Why Are Religious Organizations Under Cyber Attack?
Part 1: Religious Organizations Are Under Cyber Attack
Did You Know
- Worldwide spending on cyber security is forecast to reach $133.7 billion in 2022.
- Data breaches exposed 4.1 billion records in the first half of 2019.
- 71% of breaches were financially motivated and 25% were motivated by espionage.
- Enterprise ransomware infections are up by 12%.
- 52% of breaches featured hacking, 28% involved malware and 32–33% included phishing or social engineering.
- The top malicious phishing email attachment types are .doc .dot and .exe.
Many religious organizations assume they have some immunity from most cyber attacks. This assumption is based on the belief that they are local and do not produce goods, services or possess valuable data. This is not accurate because:
- Most cyber attacks are random and simultaneously attack many types of organizations of all sizes and missions.

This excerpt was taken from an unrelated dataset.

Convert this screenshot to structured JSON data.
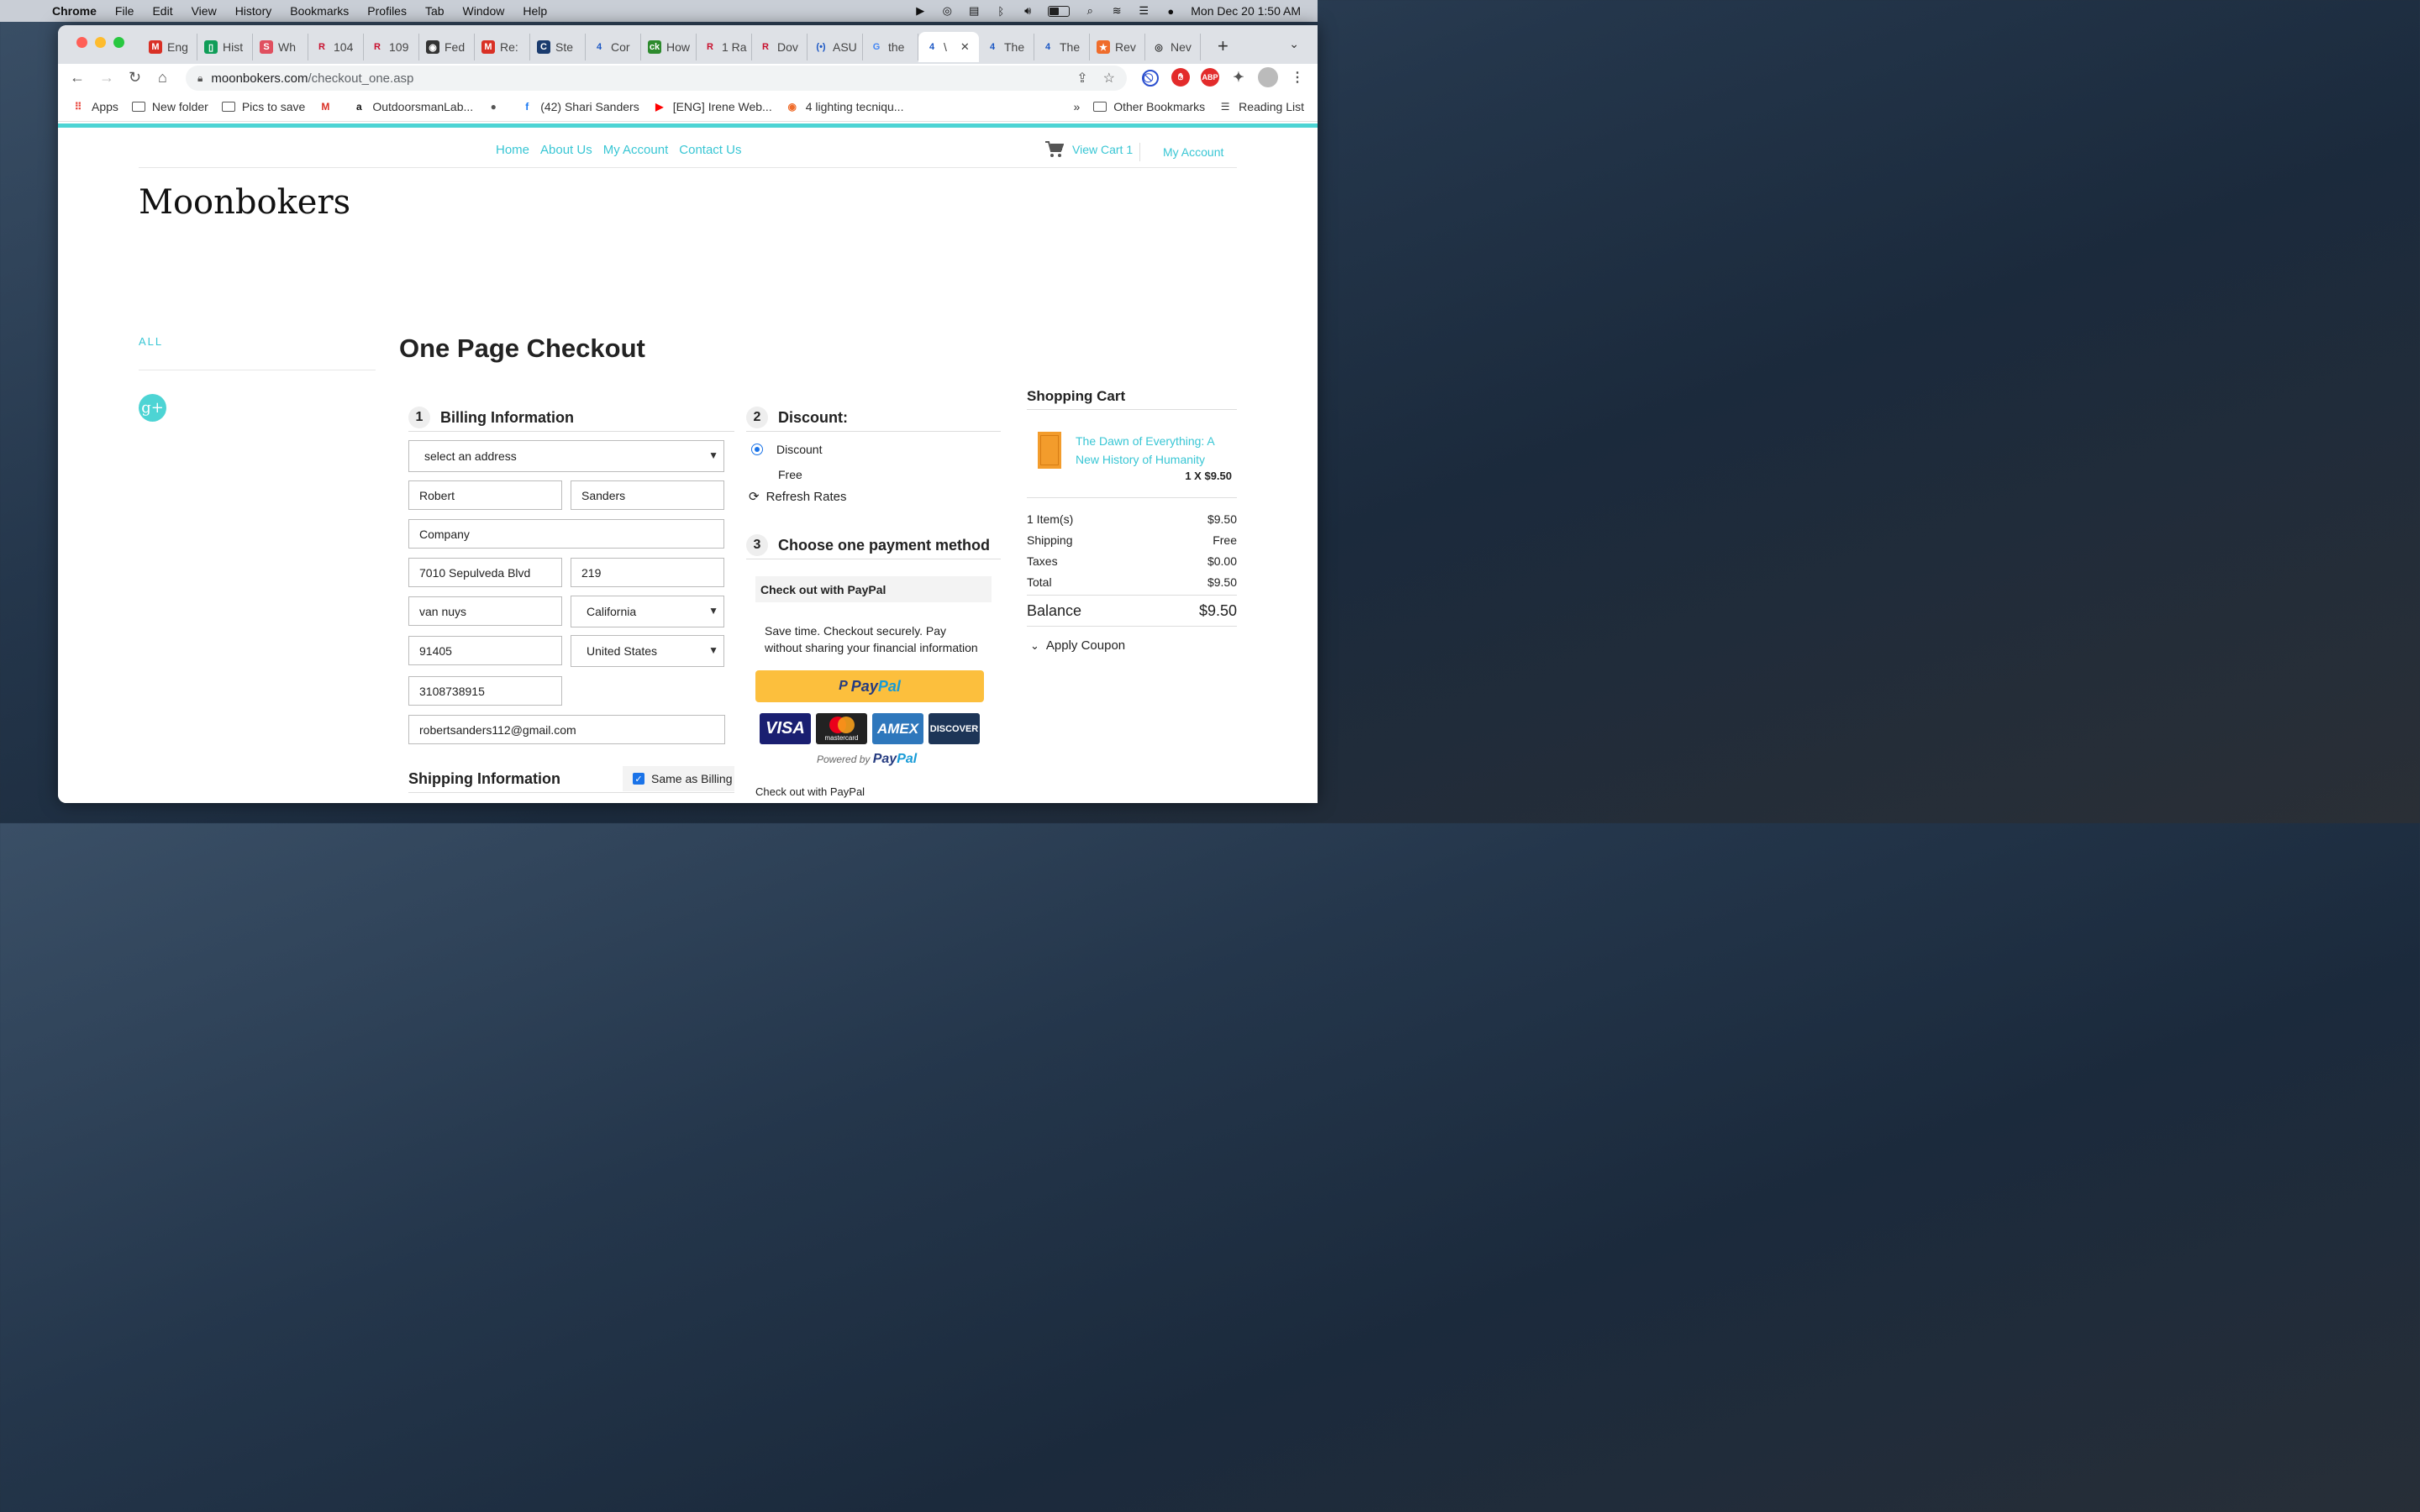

- Even if no theft occurs, cyber attacks have future implications. For example, a virus could go undetected for 6 months.
- Cyber criminals are interested in all forms of personal data that religious organizations collect and manage.
- Cyber criminals target organizational diversity among employees, visitors, volunteers, donors and members.
- Many religious organizations mistakenly believe their service providers are legally liable for all cyber attacks. However, they are still legally considered the data controller.
Multiple Texas churches fell victim to a malware attack that drained millions of dollars from their bank accounts. A church in Ohio lost over a million dollars to phishing scams. Multiple churches in the United States and United Kingdom had their files encrypted by ransomware.
Religious leaders and executives should accept their organizations are at risk and adopt similar practices, tools and services drawn from the financial sector.
Financial and Religious Organizations both:
- Employ people who access and use devices, email, financial management systems, online forms and networks to collect and manage data.
- Are small and neighborhood-based or large and global-based.
- Suffer financial loss, damage to their reputations and reduced trust levels if a cyber attack is successful. Typically, cyber attacks impact the lives of each person who has opened an account, made a contribution or otherwise shared personal data with a particular bank or church.
- Purchase risk insurance and credit monitoring services to offset recovery costs and reduce identity theft.
- Separate data and financial duties for internal control purposes to reduce employee fraud.
Stay tuned for my second post, Adopt These Malware, Phishing and Ransomware Cyber Security Best Practices:
What Do You Think?
I am the author of this article and it expresses my own opinions. I have no vested interest in any of the products, firms or institutions mentioned in this post. Nor does the Analyst Syndicate. This is not a sponsored post.